*** Data Section Begins ***

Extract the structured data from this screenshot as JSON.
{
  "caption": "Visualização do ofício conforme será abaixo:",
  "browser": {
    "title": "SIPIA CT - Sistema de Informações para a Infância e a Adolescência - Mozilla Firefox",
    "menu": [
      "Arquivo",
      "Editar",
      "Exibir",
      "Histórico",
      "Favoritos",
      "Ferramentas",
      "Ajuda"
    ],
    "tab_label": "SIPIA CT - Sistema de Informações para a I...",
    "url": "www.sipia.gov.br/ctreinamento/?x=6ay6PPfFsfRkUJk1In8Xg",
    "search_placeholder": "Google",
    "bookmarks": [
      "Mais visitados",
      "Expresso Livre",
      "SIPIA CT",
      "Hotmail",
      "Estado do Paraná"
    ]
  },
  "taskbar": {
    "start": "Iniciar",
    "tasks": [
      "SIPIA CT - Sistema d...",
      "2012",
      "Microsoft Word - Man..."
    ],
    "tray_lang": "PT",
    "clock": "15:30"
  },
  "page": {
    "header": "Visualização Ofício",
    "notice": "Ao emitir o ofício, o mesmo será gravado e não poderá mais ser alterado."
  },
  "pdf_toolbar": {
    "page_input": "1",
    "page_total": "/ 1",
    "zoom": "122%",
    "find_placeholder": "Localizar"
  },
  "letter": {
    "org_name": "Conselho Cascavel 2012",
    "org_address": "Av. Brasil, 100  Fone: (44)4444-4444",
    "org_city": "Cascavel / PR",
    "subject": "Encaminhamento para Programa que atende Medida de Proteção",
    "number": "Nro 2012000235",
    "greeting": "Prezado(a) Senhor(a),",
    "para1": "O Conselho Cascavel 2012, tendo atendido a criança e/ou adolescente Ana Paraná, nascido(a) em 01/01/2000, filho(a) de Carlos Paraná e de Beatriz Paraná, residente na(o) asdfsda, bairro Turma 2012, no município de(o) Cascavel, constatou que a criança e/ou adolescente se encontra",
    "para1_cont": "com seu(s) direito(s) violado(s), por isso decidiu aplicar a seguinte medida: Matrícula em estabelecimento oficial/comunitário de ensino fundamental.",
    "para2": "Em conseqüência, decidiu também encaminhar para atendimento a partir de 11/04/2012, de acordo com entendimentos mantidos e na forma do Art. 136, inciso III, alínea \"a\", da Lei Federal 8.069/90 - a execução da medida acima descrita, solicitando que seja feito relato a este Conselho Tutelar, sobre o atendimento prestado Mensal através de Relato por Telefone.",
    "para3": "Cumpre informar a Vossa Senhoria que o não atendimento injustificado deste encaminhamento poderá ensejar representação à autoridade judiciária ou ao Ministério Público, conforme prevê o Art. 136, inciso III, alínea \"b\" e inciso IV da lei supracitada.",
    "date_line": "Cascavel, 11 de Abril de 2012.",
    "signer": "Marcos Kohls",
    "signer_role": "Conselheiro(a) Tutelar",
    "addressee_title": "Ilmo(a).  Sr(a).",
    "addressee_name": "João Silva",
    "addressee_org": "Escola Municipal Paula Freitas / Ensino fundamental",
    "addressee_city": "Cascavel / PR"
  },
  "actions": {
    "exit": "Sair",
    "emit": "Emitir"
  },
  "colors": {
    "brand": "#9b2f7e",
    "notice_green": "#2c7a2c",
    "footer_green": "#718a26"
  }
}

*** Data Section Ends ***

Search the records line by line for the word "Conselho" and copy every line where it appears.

    "org_name": "Conselho Cascavel 2012",
    "para1": "O Conselho Cascavel 2012, tendo atendido a criança e/ou adolescente Ana Paraná, nascido(a) em 01/01/2000, filho(a) de Carlos Paraná e de Beatriz Paraná, residente na(o) asdfsda, bairro Turma 2012, no município de(o) Cascavel, constatou que a criança e/ou adolescente se encontra",
    "para2": "Em conseqüência, decidiu também encaminhar para atendimento a partir de 11/04/2012, de acordo com entendimentos mantidos e na forma do Art. 136, inciso III, alínea \"a\", da Lei Federal 8.069/90 - a execução da medida acima descrita, solicitando que seja feito relato a este Conselho Tutelar, sobre o atendimento prestado Mensal através de Relato por Telefone.",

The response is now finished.